Make sure the system is a benefit to everyone
In today’s marketplace, shipping touches almost every department. Our next goal was to make sure the system was capable of meeting every department’s needs. Modern organizations are more complex than ever before and access to accurate logistics data is imperative to their success.
- Marketing - Which prospects are being marketed to? What is the cost to distribute products? How does that cost impact customer acquisition costs and order margins? Which customers offer the best margin opportunities?
- IT - How much bandwidth is taken up adding and maintaining logistics integrations and in house systems? ShipHawk maintains all carrier integrations and provides seamless updates to the cloud.
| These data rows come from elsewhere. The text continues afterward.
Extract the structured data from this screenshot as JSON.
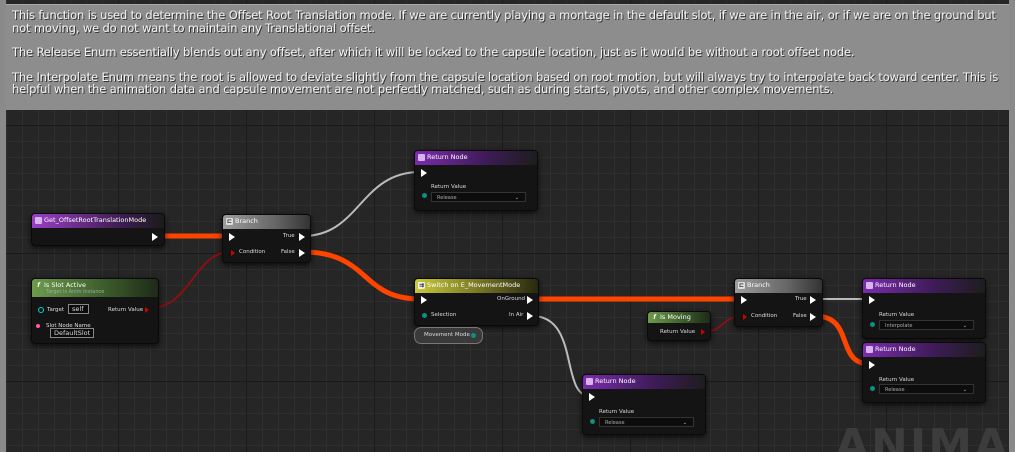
{
  "comment": {
    "p1": "This function is used to determine the Offset Root Translation mode. If we are currently playing a montage in the default slot, if we are in the air, or if we are on the ground but not moving, we do not want to maintain any Translational offset.",
    "p2": "The Release Enum essentially blends out any offset, after which it will be locked to the capsule location, just as it would be without a root offset node.",
    "p3": "The Interpolate Enum means the root is allowed to deviate slightly from the capsule location based on root motion, but will always try to interpolate back toward center. This is helpful when the animation data and capsule movement are not perfectly matched, such as during starts, pivots, and other complex movements."
  },
  "nodes": {
    "entry": {
      "title": "Get_OffsetRootTranslationMode"
    },
    "branch1": {
      "title": "Branch",
      "condition": "Condition",
      "true_label": "True",
      "false_label": "False"
    },
    "return_top": {
      "title": "Return Node",
      "value_label": "Return Value",
      "value": "Release"
    },
    "is_slot_active": {
      "title": "Is Slot Active",
      "subtitle": "Target is Anim Instance",
      "target_label": "Target",
      "target_value": "self",
      "return_label": "Return Value",
      "slot_label": "Slot Node Name",
      "slot_value": "DefaultSlot"
    },
    "switch": {
      "title": "Switch on E_MovementMode",
      "selection_label": "Selection",
      "on_ground": "OnGround",
      "in_air": "In Air"
    },
    "movement_mode": {
      "title": "Movement Mode"
    },
    "is_moving": {
      "title": "Is Moving",
      "return_label": "Return Value"
    },
    "branch2": {
      "title": "Branch",
      "condition": "Condition",
      "true_label": "True",
      "false_label": "False"
    },
    "return_interp": {
      "title": "Return Node",
      "value_label": "Return Value",
      "value": "Interpolate"
    },
    "return_release2": {
      "title": "Return Node",
      "value_label": "Return Value",
      "value": "Release"
    },
    "return_bottom": {
      "title": "Return Node",
      "value_label": "Return Value",
      "value": "Release"
    }
  },
  "watermark": "ANIMA",
  "colors": {
    "exec_wire_active": "#ff4400",
    "exec_wire": "#bbbbbb",
    "bool_wire": "#8a1010"
  }
}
- Finance - No more waiting for logistics data. See data up front. Access to policy controls without going to the IT team.
- eCommerce - We live in a world of multiple distribution points and omnichannel fulfillment. These complex distribution processes require robust customer communication tools so customers are always in the know and shipping is fast, accurate, and inexpensive.
- Operations - Process orders faster and at a lower cost. Reduce errors and damage. Have immediate access to data and reporting for other departments.
- Customer success - Make customers happier. Reduce call volumes for order updates and shipping problems.
- Executive - Sell more. Convert more. Improve margins. Grow the business. Make more money.
10 Requirements to Meet Our Goals
We set a high bar and we knew that we needed some cutting edge software to make a real impact. We boiled the work down to these 10 initial requirements:1. Build the best shipping cost optimizer
- Account for both hard shipping costs and soft shipping costs
- Work with all modes and all carrier types
- Leverage data to find lower shipping costs
- Data and analytics
- Tools to make changes without needing development work
- Don’t make shippers wait for the IT backlog to clear in order to add carriers, adjust subsidies or shipping rules.
- Allow all departments access to make the changes at any time
- Better optimize each order
- Provide benchmark data
- Provide alternatives for service issues
- Multi-carrier rating (simply better results that are less expensive)
- Account for more than just weights and dims
- Packing optimization
- Pack items in boxes, boxes in pallets, and pallets on trucks - all without requiring hardware
- Offer various levels of workflow automation from manual to fully auto
- Reduce labor and fulfillment costs
- Customer interface
- Drop ship functionality
- Carrier and 3PL portal
- Track and trace
- Buyer notifications and communication
- TMS 2.0
The result has fueled great growth (ShipHawk ranked #12 on the 2017 Inc 500 and #1 in the Transportation and Logistics category) and is changing the way companies ship. By building software to address the requirements referenced above, ShipHawk is now reducing companies’ hard shipping costs by up to 20% and reducing their soft shipping costs by up to 50%.
We define Transportation Management System 2.0 as one that is automated and data-driven. This approach allows businesses to automate best practices, examine the data, refine the system, and repeat.
ShipHawk is now reducing companies’ hard shipping costs by up to 20% and reducing their soft shipping costs by up to 50%.
ShipHawk offers many more bells and whistles than those named in this article, but we thought it was important to share our journey so you can understand the “Why” behind the work we do.
Reach out to us if you’d like to see the impact ShipHawk technology can have on your business.